## The task
Count the lines in the data below where the string "آموزشی" occurs, please, and give the number alone.

[Stored items from a collection]
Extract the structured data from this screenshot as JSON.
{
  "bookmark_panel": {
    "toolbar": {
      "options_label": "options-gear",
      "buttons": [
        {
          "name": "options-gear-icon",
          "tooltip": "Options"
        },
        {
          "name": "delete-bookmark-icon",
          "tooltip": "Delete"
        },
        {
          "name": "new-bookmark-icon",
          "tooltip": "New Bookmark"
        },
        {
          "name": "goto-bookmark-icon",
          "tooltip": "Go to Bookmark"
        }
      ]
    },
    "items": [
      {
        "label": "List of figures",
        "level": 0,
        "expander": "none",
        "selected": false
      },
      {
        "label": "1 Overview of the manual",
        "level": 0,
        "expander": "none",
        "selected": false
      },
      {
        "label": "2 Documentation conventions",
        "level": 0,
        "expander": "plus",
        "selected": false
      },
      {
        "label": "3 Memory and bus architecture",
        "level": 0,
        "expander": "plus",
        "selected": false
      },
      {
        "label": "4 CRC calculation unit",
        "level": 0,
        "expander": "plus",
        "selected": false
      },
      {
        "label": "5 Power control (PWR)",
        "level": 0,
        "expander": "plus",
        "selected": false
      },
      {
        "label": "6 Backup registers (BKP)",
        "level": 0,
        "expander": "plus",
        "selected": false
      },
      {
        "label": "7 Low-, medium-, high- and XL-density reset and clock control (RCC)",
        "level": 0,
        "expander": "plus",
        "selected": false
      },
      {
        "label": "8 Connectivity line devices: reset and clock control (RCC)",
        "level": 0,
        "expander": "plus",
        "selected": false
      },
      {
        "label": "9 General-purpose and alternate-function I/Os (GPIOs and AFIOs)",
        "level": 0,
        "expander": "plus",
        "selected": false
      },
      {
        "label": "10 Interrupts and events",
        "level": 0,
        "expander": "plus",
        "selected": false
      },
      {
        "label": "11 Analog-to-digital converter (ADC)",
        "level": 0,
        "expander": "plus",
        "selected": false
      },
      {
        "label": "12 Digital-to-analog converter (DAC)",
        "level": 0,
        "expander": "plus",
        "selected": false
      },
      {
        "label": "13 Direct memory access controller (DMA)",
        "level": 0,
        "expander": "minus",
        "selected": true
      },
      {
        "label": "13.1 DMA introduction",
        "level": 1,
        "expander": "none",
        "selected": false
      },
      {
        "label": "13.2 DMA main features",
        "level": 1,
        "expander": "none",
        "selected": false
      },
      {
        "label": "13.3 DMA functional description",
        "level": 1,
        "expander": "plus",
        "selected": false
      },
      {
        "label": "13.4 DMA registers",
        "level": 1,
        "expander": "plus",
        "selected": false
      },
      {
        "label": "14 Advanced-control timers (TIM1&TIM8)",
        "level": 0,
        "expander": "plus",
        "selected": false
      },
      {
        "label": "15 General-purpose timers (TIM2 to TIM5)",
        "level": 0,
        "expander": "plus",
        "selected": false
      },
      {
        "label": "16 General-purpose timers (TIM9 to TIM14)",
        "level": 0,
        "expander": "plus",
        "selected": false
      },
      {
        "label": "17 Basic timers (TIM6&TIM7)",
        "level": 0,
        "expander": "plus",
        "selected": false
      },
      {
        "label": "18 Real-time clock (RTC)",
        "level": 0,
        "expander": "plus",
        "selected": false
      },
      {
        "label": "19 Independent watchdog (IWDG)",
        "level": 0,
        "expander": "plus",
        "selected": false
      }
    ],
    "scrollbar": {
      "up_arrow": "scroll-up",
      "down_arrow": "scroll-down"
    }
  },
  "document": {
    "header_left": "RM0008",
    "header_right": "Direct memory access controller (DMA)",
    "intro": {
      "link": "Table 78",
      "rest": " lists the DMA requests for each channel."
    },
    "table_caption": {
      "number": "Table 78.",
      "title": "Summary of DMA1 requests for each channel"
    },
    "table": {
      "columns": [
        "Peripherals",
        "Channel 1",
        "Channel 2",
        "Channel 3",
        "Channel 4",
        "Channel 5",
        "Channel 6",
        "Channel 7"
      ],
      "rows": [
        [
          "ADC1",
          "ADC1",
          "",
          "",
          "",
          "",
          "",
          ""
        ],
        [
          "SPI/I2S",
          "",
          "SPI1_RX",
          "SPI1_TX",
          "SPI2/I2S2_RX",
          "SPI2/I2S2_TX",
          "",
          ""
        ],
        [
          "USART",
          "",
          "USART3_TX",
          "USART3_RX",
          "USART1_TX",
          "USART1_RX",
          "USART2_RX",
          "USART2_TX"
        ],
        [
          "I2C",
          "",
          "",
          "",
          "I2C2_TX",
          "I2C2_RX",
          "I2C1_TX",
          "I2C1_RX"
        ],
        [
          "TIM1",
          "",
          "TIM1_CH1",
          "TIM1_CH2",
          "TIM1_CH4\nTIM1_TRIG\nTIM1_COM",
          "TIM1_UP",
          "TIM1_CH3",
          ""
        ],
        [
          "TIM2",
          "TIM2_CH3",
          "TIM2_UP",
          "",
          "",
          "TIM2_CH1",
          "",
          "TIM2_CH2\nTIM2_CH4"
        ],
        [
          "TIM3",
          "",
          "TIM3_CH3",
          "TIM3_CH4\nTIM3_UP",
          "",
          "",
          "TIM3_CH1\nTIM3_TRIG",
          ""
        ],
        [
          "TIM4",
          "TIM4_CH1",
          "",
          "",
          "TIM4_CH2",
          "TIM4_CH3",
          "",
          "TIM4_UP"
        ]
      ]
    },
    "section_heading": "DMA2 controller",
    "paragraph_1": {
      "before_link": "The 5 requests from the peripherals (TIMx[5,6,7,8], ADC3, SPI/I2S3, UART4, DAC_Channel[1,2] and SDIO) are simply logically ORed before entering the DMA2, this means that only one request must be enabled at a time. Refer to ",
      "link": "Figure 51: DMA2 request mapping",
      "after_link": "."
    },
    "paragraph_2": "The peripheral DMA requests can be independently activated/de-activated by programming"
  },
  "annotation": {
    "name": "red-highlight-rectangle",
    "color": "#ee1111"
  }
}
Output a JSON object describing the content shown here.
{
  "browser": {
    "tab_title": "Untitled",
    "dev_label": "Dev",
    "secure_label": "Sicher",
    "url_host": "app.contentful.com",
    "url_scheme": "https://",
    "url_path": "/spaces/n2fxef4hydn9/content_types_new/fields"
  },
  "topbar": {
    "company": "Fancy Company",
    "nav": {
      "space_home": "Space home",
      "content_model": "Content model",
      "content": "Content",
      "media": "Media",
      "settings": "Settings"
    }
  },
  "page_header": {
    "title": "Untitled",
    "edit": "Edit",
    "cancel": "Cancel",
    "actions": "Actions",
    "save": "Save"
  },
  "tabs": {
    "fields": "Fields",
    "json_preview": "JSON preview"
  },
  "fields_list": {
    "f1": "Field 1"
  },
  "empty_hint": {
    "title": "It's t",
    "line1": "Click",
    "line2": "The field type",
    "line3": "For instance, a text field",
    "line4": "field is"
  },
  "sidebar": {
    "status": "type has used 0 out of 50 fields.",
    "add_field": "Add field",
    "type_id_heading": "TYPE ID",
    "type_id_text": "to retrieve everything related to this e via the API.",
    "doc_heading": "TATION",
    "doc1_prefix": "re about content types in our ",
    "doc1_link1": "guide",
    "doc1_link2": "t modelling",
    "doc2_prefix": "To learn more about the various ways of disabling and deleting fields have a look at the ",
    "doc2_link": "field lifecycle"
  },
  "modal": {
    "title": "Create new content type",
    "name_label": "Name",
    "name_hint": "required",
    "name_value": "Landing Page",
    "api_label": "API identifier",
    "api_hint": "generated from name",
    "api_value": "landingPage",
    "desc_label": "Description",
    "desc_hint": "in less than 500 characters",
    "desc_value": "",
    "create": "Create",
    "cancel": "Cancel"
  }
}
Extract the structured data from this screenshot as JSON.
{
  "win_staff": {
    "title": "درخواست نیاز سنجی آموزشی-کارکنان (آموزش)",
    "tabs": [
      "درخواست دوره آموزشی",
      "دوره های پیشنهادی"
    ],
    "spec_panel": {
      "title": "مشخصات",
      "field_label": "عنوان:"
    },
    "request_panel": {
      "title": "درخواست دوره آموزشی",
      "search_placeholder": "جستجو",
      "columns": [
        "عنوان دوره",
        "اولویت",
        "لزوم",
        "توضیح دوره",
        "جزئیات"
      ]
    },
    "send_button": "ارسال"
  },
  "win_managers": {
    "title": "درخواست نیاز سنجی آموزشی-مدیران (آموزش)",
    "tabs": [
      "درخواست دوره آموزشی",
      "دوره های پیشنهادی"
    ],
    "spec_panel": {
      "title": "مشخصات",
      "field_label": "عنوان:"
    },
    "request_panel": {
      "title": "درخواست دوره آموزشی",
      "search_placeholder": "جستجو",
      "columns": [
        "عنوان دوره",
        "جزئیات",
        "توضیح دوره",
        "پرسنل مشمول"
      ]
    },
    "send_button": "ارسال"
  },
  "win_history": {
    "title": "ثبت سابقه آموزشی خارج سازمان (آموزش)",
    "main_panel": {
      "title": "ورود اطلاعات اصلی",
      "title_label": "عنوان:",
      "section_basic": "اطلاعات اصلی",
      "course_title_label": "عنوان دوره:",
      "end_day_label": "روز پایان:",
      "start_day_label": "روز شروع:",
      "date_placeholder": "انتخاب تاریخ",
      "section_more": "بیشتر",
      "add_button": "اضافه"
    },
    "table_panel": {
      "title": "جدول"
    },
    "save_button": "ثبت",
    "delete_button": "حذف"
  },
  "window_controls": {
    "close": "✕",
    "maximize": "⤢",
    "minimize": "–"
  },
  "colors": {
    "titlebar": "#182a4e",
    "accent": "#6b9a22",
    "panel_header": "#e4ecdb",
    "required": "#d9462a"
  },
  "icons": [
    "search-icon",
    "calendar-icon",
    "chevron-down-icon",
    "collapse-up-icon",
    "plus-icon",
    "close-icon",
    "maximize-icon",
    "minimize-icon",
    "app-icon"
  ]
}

## Completed exercise
7